“I think guys that are willing to collide and be open-field tacklers,” Fassel said. “Out here, we can simulate the movements and the techniques, but when you get in the game, and you’ve got a live runner and you’ve got to square him up and collide and block, or two-gap and tackle — those things really stand out that is different from what we get on the practice field.”

KICKING AT THE COLISEUM

One among the many adjustments Rams players will have to make playing at the Los Angeles Memorial Coliseum this year has to do with sight lines and the kicking game.

“There’s a depth perception at either end with the field goals. One side where it’s the torch and it’s kind of an arch with a hole in it, so there’s some depth perception. Then, the other side is just a huge grandstand, bowl,” Fassel said. “There’s things we worked on in the Coliseum, targets, because there is some weird sighting depending on which way you kick.”

While place kicking is one thing, punter Johnny Hekker said he’s not too worried about how his job will be affected.

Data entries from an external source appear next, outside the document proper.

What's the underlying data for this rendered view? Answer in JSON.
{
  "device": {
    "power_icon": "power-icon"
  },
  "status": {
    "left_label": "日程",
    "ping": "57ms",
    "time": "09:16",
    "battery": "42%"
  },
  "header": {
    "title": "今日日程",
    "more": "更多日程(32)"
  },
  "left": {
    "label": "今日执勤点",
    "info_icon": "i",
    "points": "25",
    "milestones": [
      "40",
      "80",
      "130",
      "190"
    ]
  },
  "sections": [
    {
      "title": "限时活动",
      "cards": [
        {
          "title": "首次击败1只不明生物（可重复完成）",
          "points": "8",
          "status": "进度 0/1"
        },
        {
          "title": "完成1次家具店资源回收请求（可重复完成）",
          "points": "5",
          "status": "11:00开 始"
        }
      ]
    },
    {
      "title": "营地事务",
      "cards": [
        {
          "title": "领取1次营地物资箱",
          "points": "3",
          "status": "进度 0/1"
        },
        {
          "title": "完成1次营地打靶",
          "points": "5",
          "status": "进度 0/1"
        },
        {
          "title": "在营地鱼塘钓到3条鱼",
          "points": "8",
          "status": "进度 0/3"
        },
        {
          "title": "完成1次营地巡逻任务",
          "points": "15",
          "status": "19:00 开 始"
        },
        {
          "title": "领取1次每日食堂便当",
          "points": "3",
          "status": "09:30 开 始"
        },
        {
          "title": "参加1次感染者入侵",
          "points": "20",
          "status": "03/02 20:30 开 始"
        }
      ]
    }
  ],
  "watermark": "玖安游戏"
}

“Definitely being in a big bowl where the stands are kind of set back from the field is a little different — getting mental pictures. But the wind is the same for every punter and every kicker that comes in there,” Hekker said. “That’s what pregame is for. You get used to what you’re doing. You go in there with a game plan.”

“We’re going to hopefully get in the Coliseum a couple more times before the regular season starts and try to figure it out, because it definitely swirls a little bit,” Hekker continued. “But it’s the same for everybody. The field’s 100 yards long. We’ve all got to play the same game.”

AUGUST MADNESS

As has become tradition in the Rams’ second special teams camp practice, Fassel finished the session off with some friendly competition. He calls it “August Madness” or the “Strong Man” competition.

“There’s a ball, two guys, they each get to put a hand on it and on my whistle, they try to yank it from the other,” Fassel said. “It starts with maybe 32 guys, you lose, now there’s 16, losers out — just whittle it down to the one shining moment.”

Wideout Duke Williams was the last man standing, beating out Zach Laskey for a pretty nice prize.

“A Bose speaker system from Hekker,” Fassel said. “I think it was a couple hundred bucks.”

Well, that may have been the value. But it wasn’t exactly the price.

“A little Bose gift that was actually sent to me by Bose,” Hekker said. “So it’s the gift that keeps on giving. So I’m just glad to pass it on.”

That’s right — Hekker re-gifted.

“It was repackaged quite professionally, so we’ll see if [Williams] can even tell,” Hekker said.

Even if he couldn't, he probably knows now.